TASK DETAILS:
Count every line of the data that includes "Unity". State only the number.

[Extracted records]
═══
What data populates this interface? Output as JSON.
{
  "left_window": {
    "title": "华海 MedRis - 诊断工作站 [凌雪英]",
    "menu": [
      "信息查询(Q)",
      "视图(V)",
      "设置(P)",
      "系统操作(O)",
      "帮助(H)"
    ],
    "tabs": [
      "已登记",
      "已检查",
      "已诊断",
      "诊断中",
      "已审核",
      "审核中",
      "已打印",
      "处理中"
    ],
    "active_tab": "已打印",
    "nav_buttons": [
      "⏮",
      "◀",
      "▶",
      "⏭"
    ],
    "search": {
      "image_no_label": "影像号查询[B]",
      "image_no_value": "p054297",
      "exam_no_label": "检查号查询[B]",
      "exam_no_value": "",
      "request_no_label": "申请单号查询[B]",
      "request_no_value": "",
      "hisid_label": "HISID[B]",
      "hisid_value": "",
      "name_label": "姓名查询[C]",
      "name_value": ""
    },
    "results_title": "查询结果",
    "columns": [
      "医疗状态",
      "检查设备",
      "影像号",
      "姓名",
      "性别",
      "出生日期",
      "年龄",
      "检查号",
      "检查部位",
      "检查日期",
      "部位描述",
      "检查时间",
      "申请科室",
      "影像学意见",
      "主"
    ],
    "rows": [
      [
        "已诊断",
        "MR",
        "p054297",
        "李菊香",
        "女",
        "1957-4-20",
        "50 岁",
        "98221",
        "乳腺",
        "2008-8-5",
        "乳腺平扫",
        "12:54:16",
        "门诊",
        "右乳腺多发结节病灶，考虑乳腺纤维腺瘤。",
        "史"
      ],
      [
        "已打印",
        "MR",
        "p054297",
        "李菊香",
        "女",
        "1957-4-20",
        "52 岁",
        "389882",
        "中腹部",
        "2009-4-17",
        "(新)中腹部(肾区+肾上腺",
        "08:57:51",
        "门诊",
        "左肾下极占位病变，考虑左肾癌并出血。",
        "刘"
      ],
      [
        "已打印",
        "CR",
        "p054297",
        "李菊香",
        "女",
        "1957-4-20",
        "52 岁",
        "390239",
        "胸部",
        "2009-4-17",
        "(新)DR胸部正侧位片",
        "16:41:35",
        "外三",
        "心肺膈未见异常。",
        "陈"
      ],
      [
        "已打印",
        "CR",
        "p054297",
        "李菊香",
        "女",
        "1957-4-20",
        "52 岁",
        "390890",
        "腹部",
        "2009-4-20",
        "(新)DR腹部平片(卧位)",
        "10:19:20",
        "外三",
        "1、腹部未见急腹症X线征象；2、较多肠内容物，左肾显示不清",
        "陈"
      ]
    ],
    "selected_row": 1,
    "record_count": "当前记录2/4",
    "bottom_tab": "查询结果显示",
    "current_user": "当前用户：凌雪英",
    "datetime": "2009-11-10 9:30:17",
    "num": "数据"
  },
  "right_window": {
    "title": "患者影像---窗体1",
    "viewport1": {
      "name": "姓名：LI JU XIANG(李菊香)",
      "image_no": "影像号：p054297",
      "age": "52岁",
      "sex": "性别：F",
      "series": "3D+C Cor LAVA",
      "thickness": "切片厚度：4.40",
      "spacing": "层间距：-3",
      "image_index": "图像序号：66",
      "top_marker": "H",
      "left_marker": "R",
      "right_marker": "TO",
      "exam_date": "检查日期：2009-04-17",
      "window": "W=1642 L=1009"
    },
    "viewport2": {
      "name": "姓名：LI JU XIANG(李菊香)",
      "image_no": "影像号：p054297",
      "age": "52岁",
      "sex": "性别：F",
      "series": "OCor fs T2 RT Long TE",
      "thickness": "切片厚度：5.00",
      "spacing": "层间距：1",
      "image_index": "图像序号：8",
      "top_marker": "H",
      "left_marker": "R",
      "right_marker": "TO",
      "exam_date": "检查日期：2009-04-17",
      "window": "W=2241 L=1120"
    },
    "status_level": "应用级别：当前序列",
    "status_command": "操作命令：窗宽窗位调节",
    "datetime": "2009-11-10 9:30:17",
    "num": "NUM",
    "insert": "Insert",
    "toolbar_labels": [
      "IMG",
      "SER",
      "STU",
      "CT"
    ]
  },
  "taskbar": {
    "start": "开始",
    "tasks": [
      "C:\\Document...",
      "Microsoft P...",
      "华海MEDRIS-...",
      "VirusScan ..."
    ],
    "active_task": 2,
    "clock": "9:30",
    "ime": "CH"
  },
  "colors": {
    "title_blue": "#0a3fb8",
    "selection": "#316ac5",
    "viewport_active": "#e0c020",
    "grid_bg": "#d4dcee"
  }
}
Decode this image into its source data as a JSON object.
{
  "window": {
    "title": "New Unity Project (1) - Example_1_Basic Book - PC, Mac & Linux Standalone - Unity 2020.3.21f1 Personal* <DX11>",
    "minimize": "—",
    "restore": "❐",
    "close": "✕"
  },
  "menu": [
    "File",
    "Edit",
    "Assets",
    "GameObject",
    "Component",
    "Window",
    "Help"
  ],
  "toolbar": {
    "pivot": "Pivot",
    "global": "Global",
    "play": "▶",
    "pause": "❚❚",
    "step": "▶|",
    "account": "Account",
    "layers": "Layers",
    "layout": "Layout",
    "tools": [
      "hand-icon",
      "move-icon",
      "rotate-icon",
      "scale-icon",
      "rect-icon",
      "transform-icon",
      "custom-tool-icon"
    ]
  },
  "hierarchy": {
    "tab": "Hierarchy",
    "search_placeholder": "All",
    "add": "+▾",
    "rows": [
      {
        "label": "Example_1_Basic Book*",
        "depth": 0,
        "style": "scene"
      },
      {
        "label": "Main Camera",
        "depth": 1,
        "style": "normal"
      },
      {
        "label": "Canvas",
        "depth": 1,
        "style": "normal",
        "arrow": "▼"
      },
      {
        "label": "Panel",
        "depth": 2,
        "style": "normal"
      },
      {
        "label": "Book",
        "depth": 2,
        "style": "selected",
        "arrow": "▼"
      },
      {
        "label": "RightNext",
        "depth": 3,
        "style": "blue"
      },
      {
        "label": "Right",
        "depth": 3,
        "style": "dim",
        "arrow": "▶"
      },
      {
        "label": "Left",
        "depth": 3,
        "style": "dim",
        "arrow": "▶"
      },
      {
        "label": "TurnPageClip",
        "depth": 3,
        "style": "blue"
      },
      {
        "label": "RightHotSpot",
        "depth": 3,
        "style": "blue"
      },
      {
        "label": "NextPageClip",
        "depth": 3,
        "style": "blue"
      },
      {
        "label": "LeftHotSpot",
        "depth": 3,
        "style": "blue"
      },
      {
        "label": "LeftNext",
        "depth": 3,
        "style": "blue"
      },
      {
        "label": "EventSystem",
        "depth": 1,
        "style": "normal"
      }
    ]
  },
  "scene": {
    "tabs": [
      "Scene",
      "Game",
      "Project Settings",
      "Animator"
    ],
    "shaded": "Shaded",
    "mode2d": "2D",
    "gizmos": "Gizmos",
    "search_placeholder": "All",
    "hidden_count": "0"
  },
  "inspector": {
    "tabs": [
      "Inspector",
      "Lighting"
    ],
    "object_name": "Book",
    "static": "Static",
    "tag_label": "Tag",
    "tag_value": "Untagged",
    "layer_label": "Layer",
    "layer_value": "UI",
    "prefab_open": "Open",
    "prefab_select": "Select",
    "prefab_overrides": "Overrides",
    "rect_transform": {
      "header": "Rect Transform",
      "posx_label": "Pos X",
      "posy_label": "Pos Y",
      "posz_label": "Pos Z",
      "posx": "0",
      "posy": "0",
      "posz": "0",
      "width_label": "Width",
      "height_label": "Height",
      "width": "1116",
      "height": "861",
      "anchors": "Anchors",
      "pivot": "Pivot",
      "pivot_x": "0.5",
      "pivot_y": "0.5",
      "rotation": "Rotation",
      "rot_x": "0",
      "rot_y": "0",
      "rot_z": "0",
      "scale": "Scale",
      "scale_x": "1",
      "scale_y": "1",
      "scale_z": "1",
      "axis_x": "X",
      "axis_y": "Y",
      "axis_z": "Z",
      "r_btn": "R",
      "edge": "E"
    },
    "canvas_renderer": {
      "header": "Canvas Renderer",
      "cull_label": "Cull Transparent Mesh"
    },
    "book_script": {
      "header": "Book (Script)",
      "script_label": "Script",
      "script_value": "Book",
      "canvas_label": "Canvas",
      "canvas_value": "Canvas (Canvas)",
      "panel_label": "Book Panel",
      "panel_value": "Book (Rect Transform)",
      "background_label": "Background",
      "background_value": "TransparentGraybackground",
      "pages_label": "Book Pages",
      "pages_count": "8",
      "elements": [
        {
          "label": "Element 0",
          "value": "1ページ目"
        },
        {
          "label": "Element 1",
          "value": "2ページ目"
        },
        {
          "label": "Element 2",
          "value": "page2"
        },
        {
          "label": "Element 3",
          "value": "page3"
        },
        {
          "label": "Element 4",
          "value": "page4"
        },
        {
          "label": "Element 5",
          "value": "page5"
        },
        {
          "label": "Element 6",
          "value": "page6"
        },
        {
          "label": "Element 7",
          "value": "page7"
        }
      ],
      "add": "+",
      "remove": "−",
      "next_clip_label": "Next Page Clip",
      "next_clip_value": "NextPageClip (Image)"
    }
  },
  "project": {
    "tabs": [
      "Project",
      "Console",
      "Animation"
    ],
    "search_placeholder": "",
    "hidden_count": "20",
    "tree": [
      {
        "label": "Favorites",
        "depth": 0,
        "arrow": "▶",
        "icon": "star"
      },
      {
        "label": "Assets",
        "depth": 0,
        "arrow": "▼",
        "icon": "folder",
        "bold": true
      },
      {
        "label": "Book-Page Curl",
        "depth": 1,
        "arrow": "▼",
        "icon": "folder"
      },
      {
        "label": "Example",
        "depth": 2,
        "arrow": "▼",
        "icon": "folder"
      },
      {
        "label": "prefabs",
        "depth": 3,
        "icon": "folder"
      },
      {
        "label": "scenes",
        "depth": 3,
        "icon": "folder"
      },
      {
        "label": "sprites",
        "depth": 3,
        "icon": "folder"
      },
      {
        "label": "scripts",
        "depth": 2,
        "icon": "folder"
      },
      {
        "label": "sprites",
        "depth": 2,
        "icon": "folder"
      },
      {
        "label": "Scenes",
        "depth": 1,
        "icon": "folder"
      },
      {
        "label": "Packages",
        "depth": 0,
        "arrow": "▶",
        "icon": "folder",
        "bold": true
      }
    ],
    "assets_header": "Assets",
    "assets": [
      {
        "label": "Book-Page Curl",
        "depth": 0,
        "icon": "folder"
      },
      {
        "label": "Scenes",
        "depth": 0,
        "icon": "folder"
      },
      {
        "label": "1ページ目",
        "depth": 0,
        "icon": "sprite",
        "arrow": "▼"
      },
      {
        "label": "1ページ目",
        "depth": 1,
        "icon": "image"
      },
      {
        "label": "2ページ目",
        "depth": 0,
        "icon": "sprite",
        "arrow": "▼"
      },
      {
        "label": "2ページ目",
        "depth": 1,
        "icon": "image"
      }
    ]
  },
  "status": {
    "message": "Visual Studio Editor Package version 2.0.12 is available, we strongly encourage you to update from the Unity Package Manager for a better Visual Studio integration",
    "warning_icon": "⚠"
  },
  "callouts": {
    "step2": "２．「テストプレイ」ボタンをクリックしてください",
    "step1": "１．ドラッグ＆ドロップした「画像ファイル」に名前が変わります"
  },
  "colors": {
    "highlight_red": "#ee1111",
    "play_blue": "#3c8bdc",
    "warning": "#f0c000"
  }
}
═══
REPLY:
2